Registration for the conference, which returns to Boston after a two-year hiatus, opens Jan. 12, 2015.
Chris Svec, senior principal software engineer at iRobot, is one of the local engineers who will speak at ESC Boston in May.
These new "postmortem sessions" chronicle in technical detail the design and development of a real-world embedded systems application, including a detailed discussion of the tradeoffs and choices made (and why) during the design process.
"We know that other engineers are one of the most important sources of information for engineers, and that embedded developers know that no product design is a cakewalk. In truth, there's a lot of BS involved," says Karen Field, creative director of ESC. "These talks are intended to 'tell it like it is,' meaning speakers will present a detailed discussion of things that went wrong, what the workarounds were, and what would be done differently the next time around."
In a talk on defensive programming, Ark Khasin, a senior software engineer at General Electric, will share real-world techniques deployed in some GE industrial devices that have helped engineers avoid hardware and software glitches and bugs in the field. "Firmware architects and developers at all levels will benefit from taking a second look at a critical component -- or even recognize that it was missing in the design in the first place," says Khasin.
Using code snippets and toy-size examples, Khasin will cover some of the most dreaded bugaboos for embedded developers, from managing last-ditch processing of unhandled exceptions before and after reset, to detecting stack overflow, to ensuring the integrity of critical data and outputs in case of a trap.
Bigbelly Solar's vice president of engineering, Michael Feldman, will chronicle the company's sometimes rocky road to success as an early pioneer in the constantly evolving IoT space, noting there has been no shortage of pitfalls engineering has run into over the years.

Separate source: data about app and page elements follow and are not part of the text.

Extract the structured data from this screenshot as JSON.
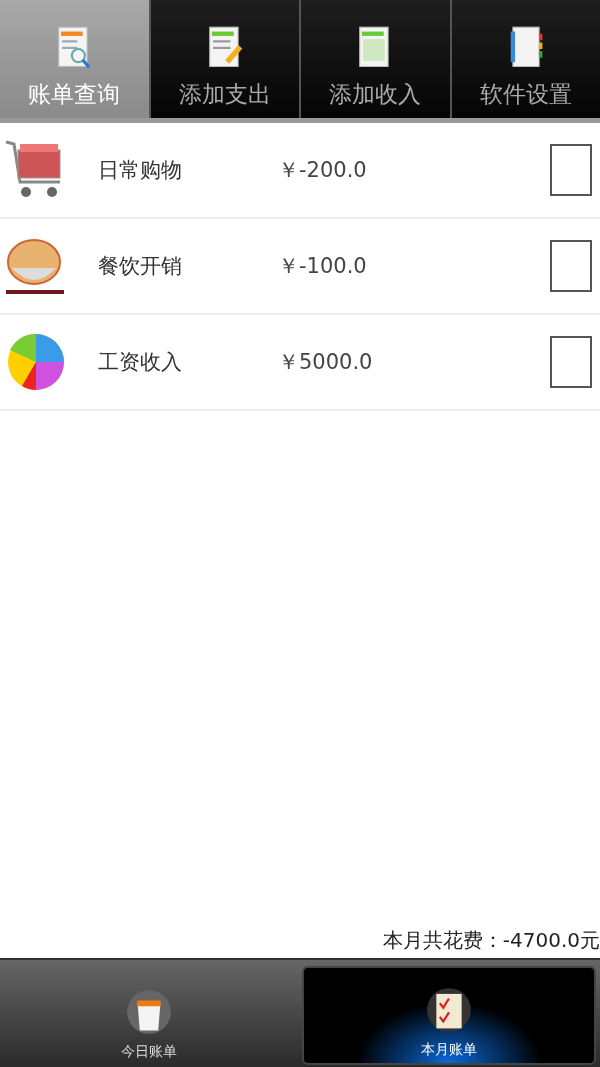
{
  "tabs": [
    {
      "label": "账单查询",
      "selected": true,
      "kind": "search"
    },
    {
      "label": "添加支出",
      "selected": false,
      "kind": "edit"
    },
    {
      "label": "添加收入",
      "selected": false,
      "kind": "sheet"
    },
    {
      "label": "软件设置",
      "selected": false,
      "kind": "book"
    }
  ],
  "records": [
    {
      "kind": "cart",
      "name": "日常购物",
      "amount": "￥-200.0",
      "checked": false
    },
    {
      "kind": "bowl",
      "name": "餐饮开销",
      "amount": "￥-100.0",
      "checked": false
    },
    {
      "kind": "pie",
      "name": "工资收入",
      "amount": "￥5000.0",
      "checked": false
    }
  ],
  "summary": "本月共花费：-4700.0元",
  "bottom_tabs": [
    {
      "label": "今日账单",
      "selected": false,
      "kind": "bag"
    },
    {
      "label": "本月账单",
      "selected": true,
      "kind": "checklist"
    }
  ]
}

Feldman will describe the evolution of the embedded system, from the early constraints to what he would do differently if he were to start from scratch today.

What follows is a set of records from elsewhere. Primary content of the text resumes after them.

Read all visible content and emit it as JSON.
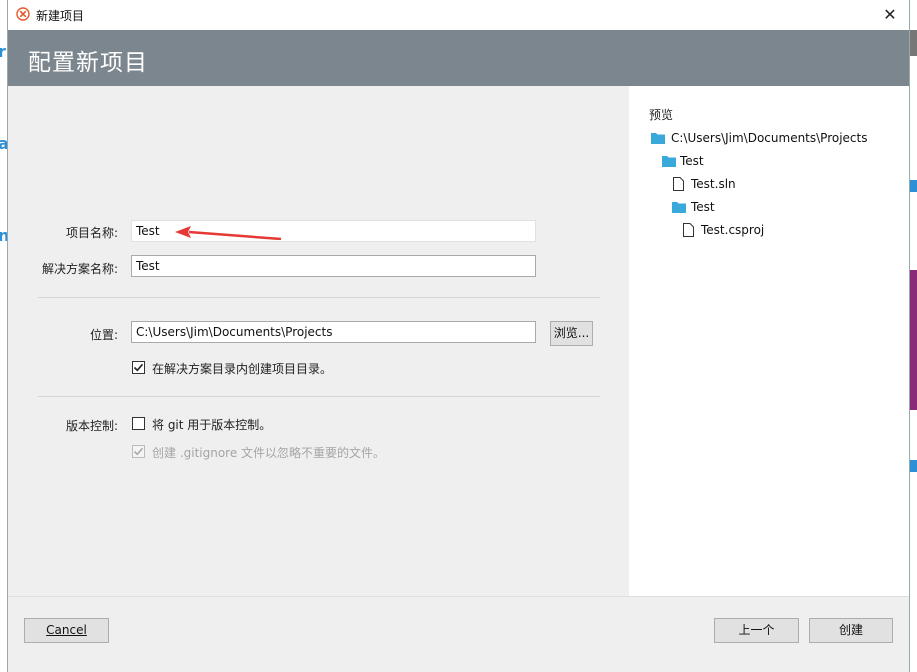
{
  "window": {
    "title": "新建项目",
    "close_glyph": "✕"
  },
  "header": {
    "title": "配置新项目"
  },
  "form": {
    "project_name_label": "项目名称:",
    "project_name_value": "Test",
    "solution_name_label": "解决方案名称:",
    "solution_name_value": "Test",
    "location_label": "位置:",
    "location_value": "C:\\Users\\Jim\\Documents\\Projects",
    "browse_label": "浏览...",
    "create_dir_label": "在解决方案目录内创建项目目录。",
    "create_dir_checked": true,
    "vcs_label": "版本控制:",
    "use_git_label": "将 git 用于版本控制。",
    "use_git_checked": false,
    "gitignore_label": "创建 .gitignore 文件以忽略不重要的文件。",
    "gitignore_checked": true,
    "gitignore_enabled": false
  },
  "preview": {
    "title": "预览",
    "tree": [
      {
        "label": "C:\\Users\\Jim\\Documents\\Projects",
        "icon": "folder-icon",
        "depth": 0
      },
      {
        "label": "Test",
        "icon": "folder-icon",
        "depth": 1
      },
      {
        "label": "Test.sln",
        "icon": "file-icon",
        "depth": 2
      },
      {
        "label": "Test",
        "icon": "folder-icon",
        "depth": 2
      },
      {
        "label": "Test.csproj",
        "icon": "file-icon",
        "depth": 3
      }
    ]
  },
  "footer": {
    "cancel_label": "Cancel",
    "back_label": "上一个",
    "create_label": "创建"
  },
  "colors": {
    "header_bg": "#7b868e",
    "folder": "#39a9dc",
    "annotation_arrow": "#e53935"
  }
}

Given the rapid evolution of processors and architecture, is it possible to make the hardware in an embedded system independent of the choice of processor? Boston-area engineer Peter Anderson tackles this topic in a session on an open-source electromagnetic tracker he is developing -- a hobby project that he intends for others to replicate. He will describe the unusual requirements this application places on the processor and share insight into the design decisions and tradeoffs he made to allow hardware compatibility with multiple processors.
To read the rest of this article, visit EBN sister site EE Times.